Niaspan is a common medication prescribed to lower cholesterol. However, doctors suggest that Niaspan may not actually lower “bad” cholesterol enough to counteract the risk of several serious side effects.
In a large study published in the New England Journal of Medicine on July 17th, researchers from Oxford University in England found that patients taking niacin, which is commonly sold under the brand name Niaspan, could face increased risk of bleeding, ulcers and other serious side effects.
Researchers evaluated data on about 26,000 adults with vascular disease in Europe and China. The patients were given a combination of two grams of extended-release niacin and 40 milligrams of laropiprant or a placebo. Researchers followed up with patients over the course of four years.
Although patients who received the combo did have lowered LDL (bad cholesterol) and saw a rise in good cholesterol, but there was no effect on reducing rate of stroke, heart attack or chest pain. The drug combination also had negative side effects such as increased adverse events involving the gastrointestinal system, musculoskeletal system, skin and increased risk of infection and bleeding.
Patients were more likely to suffer bleeding, stomach ulcers, heartburn, diarrhea and infections than those on placebo. The study’s authors also indicate that patients on Niaspan are also nine percent more likely to die, although since few people in the study died, the rate of death is harder to measure.
The drug was also linked to a 32 percent increase in the risk of diabetes.

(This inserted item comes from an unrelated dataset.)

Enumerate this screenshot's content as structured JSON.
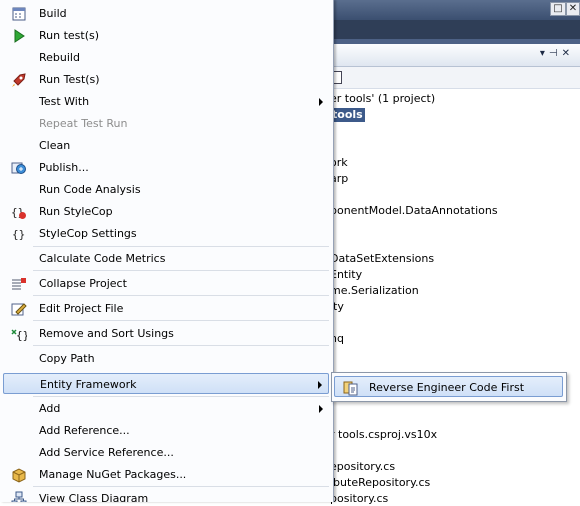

Niaspan is a prescription form of niacin, also widely available as a generic. Niaspan is known as vitamin B3 and is found in many foods and over-the-counter tablets.
Use of niacin tripled in the U.S. from 2002 to 2009, with approximately 700,000 Niaspan prescriptions being written each month in the U.S.
In 2011, researchers halted a study on Niaspan 18 months early after concerns of increased risk of side effects, including stroke, were raised. During the clinical trial, 27 patients given Niaspan suffered an ischemic stroke.
Another Niaspan study was stopped in 2013 following too many patients’ dropping out of the study due to muscle damage and skin problems. One-in-four of the 25,000 participants began developing muscle damage.
The authors concluded that millions of people are taking Niaspan and increasing their risk of suffering adverse events while not receiving the benefits they are looking for. They suggest Niaspan may continue to be used as an option for patients who are at high risk of cardiovascular disease but who have contraindications for taking statins. They do not recommend Niaspan use for the general population.
If you or a loved one suffered serious injury after taking Niaspan, you may be entitled to compensation for your damages. For more information, contact one of our Gacovino Lake attorneys at 1-800-246-HURT (4878).